Problem requirements:
Retype the records below word for word and omit any image.

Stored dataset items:
====================

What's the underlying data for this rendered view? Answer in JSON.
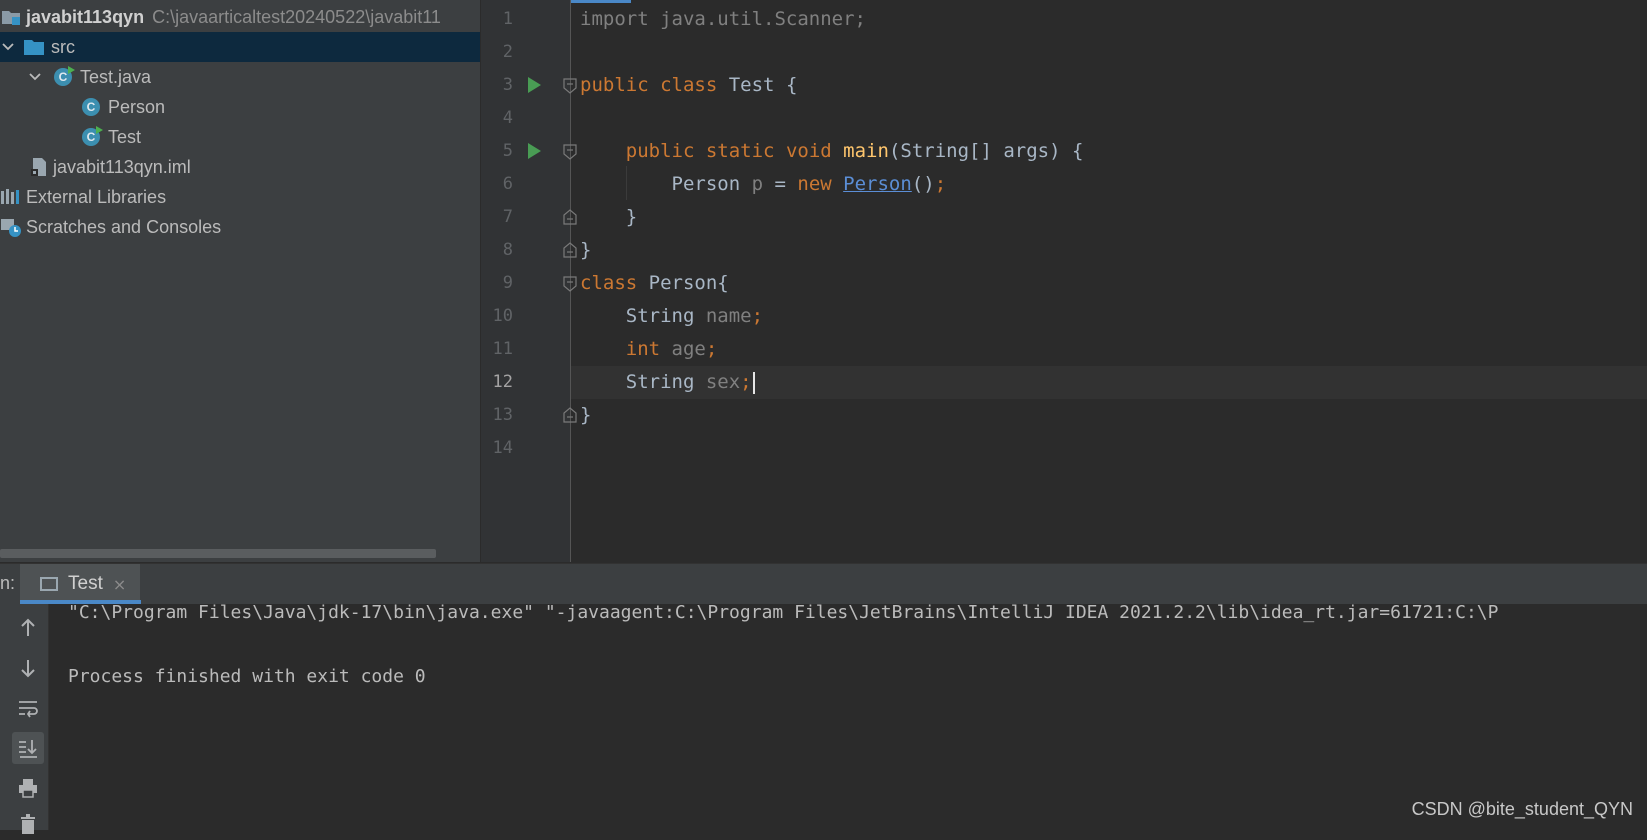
{
  "project_tree": {
    "root_name": "javabit113qyn",
    "root_path": "C:\\javaarticaltest20240522\\javabit11",
    "src_label": "src",
    "file_label": "Test.java",
    "class_person": "Person",
    "class_test": "Test",
    "iml_label": "javabit113qyn.iml",
    "external_libraries": "External Libraries",
    "scratches": "Scratches and Consoles"
  },
  "editor": {
    "line_numbers": [
      "1",
      "2",
      "3",
      "4",
      "5",
      "6",
      "7",
      "8",
      "9",
      "10",
      "11",
      "12",
      "13",
      "14"
    ],
    "current_line": "12",
    "code": {
      "l1_import": "import",
      "l1_rest": " java.util.Scanner;",
      "public": "public",
      "class": "class",
      "test_name": " Test ",
      "brace_open": "{",
      "static": "static",
      "void": "void",
      "main": "main",
      "main_args": "(String[] args) {",
      "person_type": "Person ",
      "var_p": "p",
      "assign": " = ",
      "new": "new",
      "person_ctor": "Person",
      "parens": "()",
      "semi": ";",
      "close_brace": "}",
      "person_decl": " Person{",
      "string_type": "String ",
      "name_field": "name",
      "int": "int",
      "age_field": "age",
      "sex_field": "sex"
    }
  },
  "run_panel": {
    "label": "n:",
    "tab_label": "Test",
    "tab_close": "×",
    "console_line1": "\"C:\\Program Files\\Java\\jdk-17\\bin\\java.exe\" \"-javaagent:C:\\Program Files\\JetBrains\\IntelliJ IDEA 2021.2.2\\lib\\idea_rt.jar=61721:C:\\P",
    "console_line2": "Process finished with exit code 0"
  },
  "watermark": "CSDN @bite_student_QYN",
  "colors": {
    "keyword": "#cc7832",
    "function": "#ffc66d",
    "link": "#5b8ed6",
    "selection": "#0d293e",
    "accent": "#4a88c7"
  }
}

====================

Written answer:
What's the underlying data for this rendered view? Answer in JSON.
{
  "project_tree": {
    "root_name": "javabit113qyn",
    "root_path": "C:\\javaarticaltest20240522\\javabit11",
    "src_label": "src",
    "file_label": "Test.java",
    "class_person": "Person",
    "class_test": "Test",
    "iml_label": "javabit113qyn.iml",
    "external_libraries": "External Libraries",
    "scratches": "Scratches and Consoles"
  },
  "editor": {
    "line_numbers": [
      "1",
      "2",
      "3",
      "4",
      "5",
      "6",
      "7",
      "8",
      "9",
      "10",
      "11",
      "12",
      "13",
      "14"
    ],
    "current_line": "12",
    "code": {
      "l1_import": "import",
      "l1_rest": " java.util.Scanner;",
      "public": "public",
      "class": "class",
      "test_name": " Test ",
      "brace_open": "{",
      "static": "static",
      "void": "void",
      "main": "main",
      "main_args": "(String[] args) {",
      "person_type": "Person ",
      "var_p": "p",
      "assign": " = ",
      "new": "new",
      "person_ctor": "Person",
      "parens": "()",
      "semi": ";",
      "close_brace": "}",
      "person_decl": " Person{",
      "string_type": "String ",
      "name_field": "name",
      "int": "int",
      "age_field": "age",
      "sex_field": "sex"
    }
  },
  "run_panel": {
    "label": "n:",
    "tab_label": "Test",
    "tab_close": "×",
    "console_line1": "\"C:\\Program Files\\Java\\jdk-17\\bin\\java.exe\" \"-javaagent:C:\\Program Files\\JetBrains\\IntelliJ IDEA 2021.2.2\\lib\\idea_rt.jar=61721:C:\\P",
    "console_line2": "Process finished with exit code 0"
  },
  "watermark": "CSDN @bite_student_QYN",
  "colors": {
    "keyword": "#cc7832",
    "function": "#ffc66d",
    "link": "#5b8ed6",
    "selection": "#0d293e",
    "accent": "#4a88c7"
  }
}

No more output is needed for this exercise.